[Component data from apps and pages]
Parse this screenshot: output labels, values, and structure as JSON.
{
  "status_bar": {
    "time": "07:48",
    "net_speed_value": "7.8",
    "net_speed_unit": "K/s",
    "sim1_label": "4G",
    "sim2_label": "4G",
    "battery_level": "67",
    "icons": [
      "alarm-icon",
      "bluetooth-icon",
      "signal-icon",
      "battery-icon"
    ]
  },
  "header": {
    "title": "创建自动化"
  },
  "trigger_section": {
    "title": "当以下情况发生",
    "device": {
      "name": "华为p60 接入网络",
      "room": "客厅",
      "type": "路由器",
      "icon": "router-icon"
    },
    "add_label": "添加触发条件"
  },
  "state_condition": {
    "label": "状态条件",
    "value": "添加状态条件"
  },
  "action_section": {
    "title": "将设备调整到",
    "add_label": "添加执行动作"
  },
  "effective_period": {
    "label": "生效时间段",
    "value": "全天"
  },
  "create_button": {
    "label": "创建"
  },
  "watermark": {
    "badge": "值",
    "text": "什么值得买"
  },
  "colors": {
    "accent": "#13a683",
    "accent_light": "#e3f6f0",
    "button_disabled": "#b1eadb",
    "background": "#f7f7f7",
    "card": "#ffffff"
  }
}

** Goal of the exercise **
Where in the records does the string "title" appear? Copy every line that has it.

** Answer space **
    "title": "创建自动化"
    "title": "当以下情况发生",
    "title": "将设备调整到",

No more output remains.